Friday, March 16, 2007

Niger's traditional chiefs condemn child marriage

By Abdoulaye Massalatchi

NIAMEY (Reuters) - Niger's influential traditional chiefs have urged the government to draw up legislation which would
stop girls being married off as young children, breaking ranks with Islamic groups in the mostly Muslim nation.

Family matters are decided according to strict Islamic laws in the impoverished West African country and girls, sometimes under the age of 10, are commonly married off by families seeking greater wealth and social status.

After marriage, girls are expected to have children quickly -- sometimes ending up with as many as 20 -- further boosting the influence of their family in the local community, but often causing medical problems.

Niger's population is growing more quickly than almost anywhere else in the world, with each woman in the former French colony having on average 7.1 children. An estimated seven women in every 1,000 die during childbirth.

In a break with religious custom, the traditional chiefs -- influential leaders chosen by powerful village families to deal with community disputes -- urged the government to outlaw underage marriage.

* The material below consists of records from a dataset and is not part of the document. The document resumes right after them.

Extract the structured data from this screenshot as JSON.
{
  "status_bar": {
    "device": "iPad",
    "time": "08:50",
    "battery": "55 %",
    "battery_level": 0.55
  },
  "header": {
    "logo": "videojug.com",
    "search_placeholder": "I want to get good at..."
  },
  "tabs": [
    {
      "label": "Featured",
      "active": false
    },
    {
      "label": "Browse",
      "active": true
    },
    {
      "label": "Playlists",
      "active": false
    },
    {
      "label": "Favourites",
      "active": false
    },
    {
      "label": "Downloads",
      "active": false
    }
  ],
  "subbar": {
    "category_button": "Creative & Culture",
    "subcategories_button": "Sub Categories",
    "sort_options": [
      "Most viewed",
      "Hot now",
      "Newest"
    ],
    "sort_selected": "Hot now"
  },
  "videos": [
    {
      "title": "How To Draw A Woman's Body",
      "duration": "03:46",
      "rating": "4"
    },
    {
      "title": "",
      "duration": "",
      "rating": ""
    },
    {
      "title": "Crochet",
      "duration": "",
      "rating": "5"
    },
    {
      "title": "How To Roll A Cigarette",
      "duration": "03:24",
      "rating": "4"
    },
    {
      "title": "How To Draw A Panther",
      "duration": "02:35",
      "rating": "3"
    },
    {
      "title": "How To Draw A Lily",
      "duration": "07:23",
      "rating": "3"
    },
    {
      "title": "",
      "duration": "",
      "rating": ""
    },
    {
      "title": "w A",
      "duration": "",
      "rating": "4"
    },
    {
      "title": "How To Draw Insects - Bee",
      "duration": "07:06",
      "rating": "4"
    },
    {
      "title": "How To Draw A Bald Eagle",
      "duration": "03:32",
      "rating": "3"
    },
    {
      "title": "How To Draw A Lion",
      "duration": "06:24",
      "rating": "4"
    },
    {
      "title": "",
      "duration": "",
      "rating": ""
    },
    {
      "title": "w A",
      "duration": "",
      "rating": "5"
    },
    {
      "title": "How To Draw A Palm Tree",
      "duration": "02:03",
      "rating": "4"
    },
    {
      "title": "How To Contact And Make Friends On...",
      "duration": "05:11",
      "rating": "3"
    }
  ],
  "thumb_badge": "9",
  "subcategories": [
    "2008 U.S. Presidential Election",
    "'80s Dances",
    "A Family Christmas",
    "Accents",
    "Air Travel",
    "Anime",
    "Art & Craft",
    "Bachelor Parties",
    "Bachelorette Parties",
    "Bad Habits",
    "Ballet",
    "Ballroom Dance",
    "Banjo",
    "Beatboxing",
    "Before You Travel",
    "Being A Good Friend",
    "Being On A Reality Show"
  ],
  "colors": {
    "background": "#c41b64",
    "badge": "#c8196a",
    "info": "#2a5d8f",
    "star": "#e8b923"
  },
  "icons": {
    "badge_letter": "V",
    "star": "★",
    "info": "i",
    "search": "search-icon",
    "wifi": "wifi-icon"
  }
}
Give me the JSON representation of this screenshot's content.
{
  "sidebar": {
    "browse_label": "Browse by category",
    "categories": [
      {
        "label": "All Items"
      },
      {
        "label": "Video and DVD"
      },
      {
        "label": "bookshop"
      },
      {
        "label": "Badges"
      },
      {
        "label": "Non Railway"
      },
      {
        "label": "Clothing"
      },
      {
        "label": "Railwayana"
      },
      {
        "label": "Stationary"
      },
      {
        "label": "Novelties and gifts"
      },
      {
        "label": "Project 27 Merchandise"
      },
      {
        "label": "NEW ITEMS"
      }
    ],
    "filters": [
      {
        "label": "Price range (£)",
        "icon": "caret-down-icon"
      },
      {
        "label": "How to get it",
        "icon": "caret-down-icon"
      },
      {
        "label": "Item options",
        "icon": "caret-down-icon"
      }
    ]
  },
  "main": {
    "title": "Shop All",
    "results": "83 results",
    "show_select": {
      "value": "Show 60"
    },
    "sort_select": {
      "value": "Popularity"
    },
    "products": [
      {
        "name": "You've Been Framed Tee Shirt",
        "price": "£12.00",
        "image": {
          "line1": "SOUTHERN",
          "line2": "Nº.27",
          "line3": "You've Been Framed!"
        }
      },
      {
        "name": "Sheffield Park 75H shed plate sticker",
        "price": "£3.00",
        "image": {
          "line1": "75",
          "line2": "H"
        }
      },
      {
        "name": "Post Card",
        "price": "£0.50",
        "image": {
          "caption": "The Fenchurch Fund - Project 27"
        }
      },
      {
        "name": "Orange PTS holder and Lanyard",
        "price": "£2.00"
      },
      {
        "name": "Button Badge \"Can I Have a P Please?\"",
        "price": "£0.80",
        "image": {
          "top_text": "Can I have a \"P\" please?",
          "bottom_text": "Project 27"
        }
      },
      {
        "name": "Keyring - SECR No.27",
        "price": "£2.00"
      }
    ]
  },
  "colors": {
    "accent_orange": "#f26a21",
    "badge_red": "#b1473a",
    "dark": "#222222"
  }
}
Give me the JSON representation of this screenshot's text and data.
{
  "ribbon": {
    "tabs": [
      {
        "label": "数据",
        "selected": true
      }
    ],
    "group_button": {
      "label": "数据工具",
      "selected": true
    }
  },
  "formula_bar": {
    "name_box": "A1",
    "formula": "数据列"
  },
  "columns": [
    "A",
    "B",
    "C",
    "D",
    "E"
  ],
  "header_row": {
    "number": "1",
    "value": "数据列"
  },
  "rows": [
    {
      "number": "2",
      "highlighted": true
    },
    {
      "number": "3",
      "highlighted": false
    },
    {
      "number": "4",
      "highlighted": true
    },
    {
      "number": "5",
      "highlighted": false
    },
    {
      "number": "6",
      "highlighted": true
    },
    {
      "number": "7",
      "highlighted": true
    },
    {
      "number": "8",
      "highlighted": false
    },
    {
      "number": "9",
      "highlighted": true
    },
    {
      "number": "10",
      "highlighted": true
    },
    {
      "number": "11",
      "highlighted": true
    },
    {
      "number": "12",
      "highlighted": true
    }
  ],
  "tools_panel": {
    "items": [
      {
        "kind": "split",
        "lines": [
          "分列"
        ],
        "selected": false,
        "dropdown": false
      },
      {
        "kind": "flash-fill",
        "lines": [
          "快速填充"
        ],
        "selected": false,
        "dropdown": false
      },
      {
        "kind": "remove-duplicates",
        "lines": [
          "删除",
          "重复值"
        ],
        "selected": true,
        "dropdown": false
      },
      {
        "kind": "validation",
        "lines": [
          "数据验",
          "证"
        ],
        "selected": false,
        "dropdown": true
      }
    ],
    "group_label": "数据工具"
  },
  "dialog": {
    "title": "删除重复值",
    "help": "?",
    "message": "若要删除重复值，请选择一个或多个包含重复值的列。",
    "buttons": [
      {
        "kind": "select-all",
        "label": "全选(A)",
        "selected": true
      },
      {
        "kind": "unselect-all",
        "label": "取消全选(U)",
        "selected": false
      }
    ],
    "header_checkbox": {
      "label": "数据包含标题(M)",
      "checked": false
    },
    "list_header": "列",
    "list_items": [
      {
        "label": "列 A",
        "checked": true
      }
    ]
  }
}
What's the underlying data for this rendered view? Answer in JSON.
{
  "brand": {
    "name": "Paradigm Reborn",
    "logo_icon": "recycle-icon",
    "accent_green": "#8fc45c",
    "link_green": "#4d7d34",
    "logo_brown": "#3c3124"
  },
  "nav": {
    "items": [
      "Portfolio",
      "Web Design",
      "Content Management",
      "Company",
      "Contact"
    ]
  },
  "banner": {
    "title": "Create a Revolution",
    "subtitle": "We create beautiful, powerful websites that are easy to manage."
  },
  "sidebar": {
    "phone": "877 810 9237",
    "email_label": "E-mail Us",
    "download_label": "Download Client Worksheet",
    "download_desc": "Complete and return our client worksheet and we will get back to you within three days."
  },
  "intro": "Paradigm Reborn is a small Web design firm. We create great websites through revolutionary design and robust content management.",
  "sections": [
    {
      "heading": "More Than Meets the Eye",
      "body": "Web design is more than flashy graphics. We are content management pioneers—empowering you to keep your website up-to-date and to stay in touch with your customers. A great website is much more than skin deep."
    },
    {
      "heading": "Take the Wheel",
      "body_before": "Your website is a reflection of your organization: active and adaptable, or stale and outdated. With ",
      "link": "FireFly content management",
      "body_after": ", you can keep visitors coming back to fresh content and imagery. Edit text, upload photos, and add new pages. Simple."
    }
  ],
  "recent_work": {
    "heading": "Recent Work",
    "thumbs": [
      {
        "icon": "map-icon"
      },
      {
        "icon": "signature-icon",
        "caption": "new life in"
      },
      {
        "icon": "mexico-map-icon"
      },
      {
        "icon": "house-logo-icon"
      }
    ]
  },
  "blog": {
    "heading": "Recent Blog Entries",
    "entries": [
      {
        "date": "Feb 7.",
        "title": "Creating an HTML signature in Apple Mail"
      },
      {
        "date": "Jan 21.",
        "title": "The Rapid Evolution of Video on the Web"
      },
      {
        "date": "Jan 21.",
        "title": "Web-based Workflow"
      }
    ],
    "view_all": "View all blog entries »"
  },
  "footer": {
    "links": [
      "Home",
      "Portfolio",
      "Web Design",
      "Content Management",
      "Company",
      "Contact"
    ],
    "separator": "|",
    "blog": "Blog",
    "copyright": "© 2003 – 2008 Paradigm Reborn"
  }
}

"Given the strong demographic growth which has been aggravating economic, environmental and social problems for decades ... we recommend the government adopt legislation to block underage marriage," the chiefs said in a declaration broadcast on state television late on Wednesday.

They also called on the government to help them educate rural populations about reproductive health. Muslim leaders have in the past fought against such campaigns, including those encouraging people to use condoms in the fight against HIV/AIDS.

Entire article here.

No comments:

Post a Comment